Over the next two-and-a-half years Peter and I produced twelve tunes about the Ramsey murder — a virtual “album” that we called “Two Years, No Justice, Twelve Annoying Songs.”  In March of 2000 Boyles let me co-host a show featuring the callers’ own Ramsey songs that he made them sing. Their songs were much meaner than many of ours, and some far funnier. It made for a hilarious two-hour set.

When public frenzy over the Ramseys subsided I assumed my parody “career” was over.  Far from it.  Boulder was to provide much more fodder for mockery. In 2001 El Dildo Bandido (sic) gained national notoriety for stealing 21 life-sized, multi-colored, erect ceramic penises on display in the Boulder Public Library. We were on it with two tunes. The Ward Churchill controversy generated a couple, and last May, Peter took “Jose’ Can’t You See?” my angry answer to the “Spanish language version” of our National Anthem, nation wide.

Working with Boyles evolved from simply sending him unsolicited songs to what Peter refers to as, “calling rattler from the barn.”  He usually begins, “Donnie, I’ve had a brain fart,” then he’ll spit out a song title that matches a hot topic with a golden oldie and the rest is up to me.

When gay prostitute Mike Jones chose Peter’s show to reveal the lurid details of his trysts with New Life Church pastor Ted Haggard, Boyles knew this story was hot as hell. Religion, adultery, lies, hypocrisy, sex and drugs — all it needed was rock and roll.  Peter told me his concept: “Billie Paul’s hit, but it’s ‘Me & Mr. Jones’.”
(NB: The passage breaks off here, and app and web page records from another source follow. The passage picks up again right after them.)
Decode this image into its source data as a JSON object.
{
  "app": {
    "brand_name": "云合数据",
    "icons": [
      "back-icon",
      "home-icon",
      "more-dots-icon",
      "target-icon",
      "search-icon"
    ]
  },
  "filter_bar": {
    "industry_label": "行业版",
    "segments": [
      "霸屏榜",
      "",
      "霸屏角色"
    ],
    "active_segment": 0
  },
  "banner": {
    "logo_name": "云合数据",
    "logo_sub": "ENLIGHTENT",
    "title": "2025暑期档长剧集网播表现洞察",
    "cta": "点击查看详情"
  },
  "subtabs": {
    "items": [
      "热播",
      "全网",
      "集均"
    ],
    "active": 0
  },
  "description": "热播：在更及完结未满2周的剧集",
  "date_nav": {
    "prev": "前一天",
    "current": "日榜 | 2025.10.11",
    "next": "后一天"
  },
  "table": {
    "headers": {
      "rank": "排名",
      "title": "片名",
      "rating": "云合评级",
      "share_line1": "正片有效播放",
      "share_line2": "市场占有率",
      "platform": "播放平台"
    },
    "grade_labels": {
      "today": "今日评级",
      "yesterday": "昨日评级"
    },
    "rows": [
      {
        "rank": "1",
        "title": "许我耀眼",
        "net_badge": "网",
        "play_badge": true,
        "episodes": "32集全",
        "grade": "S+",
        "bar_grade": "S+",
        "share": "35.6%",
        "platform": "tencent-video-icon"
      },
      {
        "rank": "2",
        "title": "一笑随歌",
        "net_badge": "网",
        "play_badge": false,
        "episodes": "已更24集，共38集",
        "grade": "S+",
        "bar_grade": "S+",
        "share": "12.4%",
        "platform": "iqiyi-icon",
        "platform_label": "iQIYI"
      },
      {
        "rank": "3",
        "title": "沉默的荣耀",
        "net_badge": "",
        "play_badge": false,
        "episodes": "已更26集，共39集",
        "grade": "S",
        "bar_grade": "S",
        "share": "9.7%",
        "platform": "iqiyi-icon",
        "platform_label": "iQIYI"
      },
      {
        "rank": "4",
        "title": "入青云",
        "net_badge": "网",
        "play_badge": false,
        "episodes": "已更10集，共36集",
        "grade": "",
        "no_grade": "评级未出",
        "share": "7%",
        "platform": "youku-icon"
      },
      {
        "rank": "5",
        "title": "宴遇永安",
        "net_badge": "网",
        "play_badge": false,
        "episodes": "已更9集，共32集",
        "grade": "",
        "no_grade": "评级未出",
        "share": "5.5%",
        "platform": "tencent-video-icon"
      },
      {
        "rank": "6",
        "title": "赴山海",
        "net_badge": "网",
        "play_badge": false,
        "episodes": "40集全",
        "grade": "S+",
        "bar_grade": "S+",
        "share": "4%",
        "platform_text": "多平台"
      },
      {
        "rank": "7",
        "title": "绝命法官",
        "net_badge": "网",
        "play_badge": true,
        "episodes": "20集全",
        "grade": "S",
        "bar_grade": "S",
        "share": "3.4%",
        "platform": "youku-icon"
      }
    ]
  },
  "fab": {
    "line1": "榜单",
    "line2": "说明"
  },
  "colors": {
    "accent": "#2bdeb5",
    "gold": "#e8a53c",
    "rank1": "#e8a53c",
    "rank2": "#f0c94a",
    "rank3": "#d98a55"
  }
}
Peter played the song with Mike Jones in the studio and I held my breath.  “Did you like it?” Peter asked.  Mike replied, “I lost my mother this year. She was a Mrs. Jones of course, and that song was one of her favorites.  I think she’s looking down on me from heaven laughing along. I love it. I want a copy.”

Take it from a confessed mediawhore. If you’re a host or producer and a listener is throwing it at you, and it holds up and the audience wants more, take it. Grow it. All I ever asked for was attention and Peter graciously reciprocated. All Peter wants is to entertain his audience and I’m happy to help. Identify the callers who may have something to offer. Find them, qualify them, then challenge them. You might just transform a chronic like me into a valuable contributor.

Don Wrege is a multimedia producer living in Boulder, Colorado. His songs featured on Denver Clear Channel stations can be found at